The easiest landmarks to distinguish are the rivers — the Speed, cutting down from below a bank of clouds obscuring the top right corner of the photo, and the Grand, snaking its way from top to bottom.
Others become easier to spot once you get your bearings — the dark line marking Highway 401, the distinctive outline of the runways at the Region of Waterloo International Airport. The urban cores stand out in grey against the snow-white rural landscape, dotted with jet-black stands of trees.
Kitchener Coun. Berry Vrbanovic — who deemed the images “très cool” in thanking Hadfield for sharing them via Twitter — said he’s been following the mission with interest.
“I think it’s excellent that he’s using social media as a way of connecting average Canadians with the mission he is on,” Vrbanovic said.
Hadfield, who began a five-month mission Dec. 19, has been sending lots of photos back to Earth during his first two weeks in space — including many of places he flies over at nearly 28,000 kilometres per hour.
The station circles the globe 16 times a day, and a cross-Canada trip takes about ten minutes.
In replying to a fan via Twitter, Hadfield said the cameras aboard the space station are Nikon D2s and D3s, with a variety of lenses. “We even take them outside into the vacuum with us,” he wrote.
A former CF-18 fighter pilot, Hadfield has flown twice aboard space shuttles and was the first Canadian to walk in space.

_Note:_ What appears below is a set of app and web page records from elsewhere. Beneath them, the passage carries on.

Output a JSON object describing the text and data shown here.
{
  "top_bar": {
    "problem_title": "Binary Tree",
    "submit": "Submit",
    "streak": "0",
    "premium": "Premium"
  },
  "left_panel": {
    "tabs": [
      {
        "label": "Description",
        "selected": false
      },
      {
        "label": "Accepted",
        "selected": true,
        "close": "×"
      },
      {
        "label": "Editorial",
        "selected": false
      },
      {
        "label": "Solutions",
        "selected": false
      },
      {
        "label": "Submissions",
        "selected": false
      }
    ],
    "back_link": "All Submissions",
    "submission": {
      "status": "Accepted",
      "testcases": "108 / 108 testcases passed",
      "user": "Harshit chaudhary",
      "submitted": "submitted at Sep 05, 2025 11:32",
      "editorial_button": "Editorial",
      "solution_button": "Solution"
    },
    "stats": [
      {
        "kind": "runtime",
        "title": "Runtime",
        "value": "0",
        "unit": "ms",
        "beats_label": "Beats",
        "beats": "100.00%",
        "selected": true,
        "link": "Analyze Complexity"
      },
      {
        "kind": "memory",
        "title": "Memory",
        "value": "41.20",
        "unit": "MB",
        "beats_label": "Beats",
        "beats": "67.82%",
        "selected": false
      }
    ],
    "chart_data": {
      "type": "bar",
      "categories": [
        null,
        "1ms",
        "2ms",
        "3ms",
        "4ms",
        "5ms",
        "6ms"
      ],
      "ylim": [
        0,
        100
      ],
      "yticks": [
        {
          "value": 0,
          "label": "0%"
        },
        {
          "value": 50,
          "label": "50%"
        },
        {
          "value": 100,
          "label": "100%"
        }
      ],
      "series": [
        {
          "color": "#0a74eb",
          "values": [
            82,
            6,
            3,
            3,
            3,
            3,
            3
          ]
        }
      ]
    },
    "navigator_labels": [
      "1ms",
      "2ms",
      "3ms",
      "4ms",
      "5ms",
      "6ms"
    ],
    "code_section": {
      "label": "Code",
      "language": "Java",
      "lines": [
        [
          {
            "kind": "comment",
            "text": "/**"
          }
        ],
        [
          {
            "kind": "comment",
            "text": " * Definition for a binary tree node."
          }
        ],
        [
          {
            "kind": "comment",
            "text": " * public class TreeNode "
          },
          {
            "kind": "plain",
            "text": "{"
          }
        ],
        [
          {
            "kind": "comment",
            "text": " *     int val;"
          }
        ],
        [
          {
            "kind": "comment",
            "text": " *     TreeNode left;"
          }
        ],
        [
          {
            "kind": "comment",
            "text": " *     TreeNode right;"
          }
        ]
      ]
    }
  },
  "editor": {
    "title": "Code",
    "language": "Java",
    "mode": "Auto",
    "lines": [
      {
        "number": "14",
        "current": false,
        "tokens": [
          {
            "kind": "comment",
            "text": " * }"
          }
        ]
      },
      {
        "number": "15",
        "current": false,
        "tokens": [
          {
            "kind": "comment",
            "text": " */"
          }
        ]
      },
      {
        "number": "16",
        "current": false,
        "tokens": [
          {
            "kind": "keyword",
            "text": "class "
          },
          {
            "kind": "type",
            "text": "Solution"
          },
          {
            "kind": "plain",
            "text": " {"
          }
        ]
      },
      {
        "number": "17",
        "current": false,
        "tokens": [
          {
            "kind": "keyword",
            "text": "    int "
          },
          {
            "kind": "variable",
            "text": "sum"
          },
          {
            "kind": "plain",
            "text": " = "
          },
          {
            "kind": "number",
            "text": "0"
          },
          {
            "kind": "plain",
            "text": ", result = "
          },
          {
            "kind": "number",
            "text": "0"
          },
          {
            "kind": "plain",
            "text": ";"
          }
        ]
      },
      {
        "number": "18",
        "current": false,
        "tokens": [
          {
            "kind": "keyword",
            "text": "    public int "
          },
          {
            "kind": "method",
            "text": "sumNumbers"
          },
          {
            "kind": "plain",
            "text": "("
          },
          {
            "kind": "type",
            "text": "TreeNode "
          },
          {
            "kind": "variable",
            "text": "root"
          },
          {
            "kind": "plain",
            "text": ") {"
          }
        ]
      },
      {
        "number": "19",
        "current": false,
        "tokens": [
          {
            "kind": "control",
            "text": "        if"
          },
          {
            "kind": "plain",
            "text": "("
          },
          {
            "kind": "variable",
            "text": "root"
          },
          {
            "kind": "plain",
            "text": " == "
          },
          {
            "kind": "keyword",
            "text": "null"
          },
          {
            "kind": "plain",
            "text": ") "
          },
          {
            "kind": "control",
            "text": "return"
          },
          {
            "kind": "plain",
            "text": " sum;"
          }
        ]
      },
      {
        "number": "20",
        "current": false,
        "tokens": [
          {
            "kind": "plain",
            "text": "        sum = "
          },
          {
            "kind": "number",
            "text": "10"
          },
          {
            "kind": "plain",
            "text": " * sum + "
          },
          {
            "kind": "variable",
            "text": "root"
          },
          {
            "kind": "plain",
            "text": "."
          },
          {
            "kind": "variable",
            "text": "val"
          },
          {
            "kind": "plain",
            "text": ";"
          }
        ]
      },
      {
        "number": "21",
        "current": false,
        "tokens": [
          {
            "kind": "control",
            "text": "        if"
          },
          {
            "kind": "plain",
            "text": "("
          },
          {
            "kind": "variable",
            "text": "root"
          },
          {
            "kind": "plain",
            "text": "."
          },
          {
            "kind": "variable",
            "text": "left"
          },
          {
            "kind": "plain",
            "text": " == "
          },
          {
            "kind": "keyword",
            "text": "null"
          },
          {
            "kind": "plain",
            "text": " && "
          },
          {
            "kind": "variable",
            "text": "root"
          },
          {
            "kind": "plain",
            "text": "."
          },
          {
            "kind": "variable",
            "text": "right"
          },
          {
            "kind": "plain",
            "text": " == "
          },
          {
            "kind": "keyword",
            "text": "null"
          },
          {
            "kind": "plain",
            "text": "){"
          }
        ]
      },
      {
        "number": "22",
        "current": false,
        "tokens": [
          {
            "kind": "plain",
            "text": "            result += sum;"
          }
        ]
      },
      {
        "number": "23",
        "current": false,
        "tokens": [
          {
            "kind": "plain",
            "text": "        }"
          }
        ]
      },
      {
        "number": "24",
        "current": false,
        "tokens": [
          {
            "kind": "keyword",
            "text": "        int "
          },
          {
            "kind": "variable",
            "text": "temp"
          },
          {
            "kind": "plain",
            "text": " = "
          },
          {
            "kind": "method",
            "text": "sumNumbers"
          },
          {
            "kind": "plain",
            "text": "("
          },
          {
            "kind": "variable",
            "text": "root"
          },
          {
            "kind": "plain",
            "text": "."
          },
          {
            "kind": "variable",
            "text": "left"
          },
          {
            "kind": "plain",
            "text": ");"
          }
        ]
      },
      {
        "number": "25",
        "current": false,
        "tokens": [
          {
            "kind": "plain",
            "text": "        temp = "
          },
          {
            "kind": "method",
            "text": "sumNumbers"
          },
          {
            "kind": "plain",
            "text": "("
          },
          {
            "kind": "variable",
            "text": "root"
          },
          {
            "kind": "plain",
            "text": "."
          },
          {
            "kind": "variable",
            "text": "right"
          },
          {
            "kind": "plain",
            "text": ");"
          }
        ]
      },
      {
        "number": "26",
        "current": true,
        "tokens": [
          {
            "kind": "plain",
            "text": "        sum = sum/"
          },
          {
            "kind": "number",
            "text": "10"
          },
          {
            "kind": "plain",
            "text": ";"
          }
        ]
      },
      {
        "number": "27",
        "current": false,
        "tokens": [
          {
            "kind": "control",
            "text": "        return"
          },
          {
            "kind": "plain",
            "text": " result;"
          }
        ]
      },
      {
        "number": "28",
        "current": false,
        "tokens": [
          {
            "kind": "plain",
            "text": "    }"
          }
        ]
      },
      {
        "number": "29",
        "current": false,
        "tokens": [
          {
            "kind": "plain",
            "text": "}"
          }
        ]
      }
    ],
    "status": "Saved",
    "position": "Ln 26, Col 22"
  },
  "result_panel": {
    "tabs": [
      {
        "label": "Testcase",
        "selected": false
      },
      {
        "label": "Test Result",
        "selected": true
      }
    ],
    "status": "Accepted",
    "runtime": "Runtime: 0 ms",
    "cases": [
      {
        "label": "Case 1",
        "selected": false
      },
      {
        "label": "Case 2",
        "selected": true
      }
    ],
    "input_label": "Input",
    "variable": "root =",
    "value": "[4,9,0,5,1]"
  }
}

In March, he’ll become the first Canadian to command a spaceship when he becomes commander of the International Space Station during the second part of his current trip.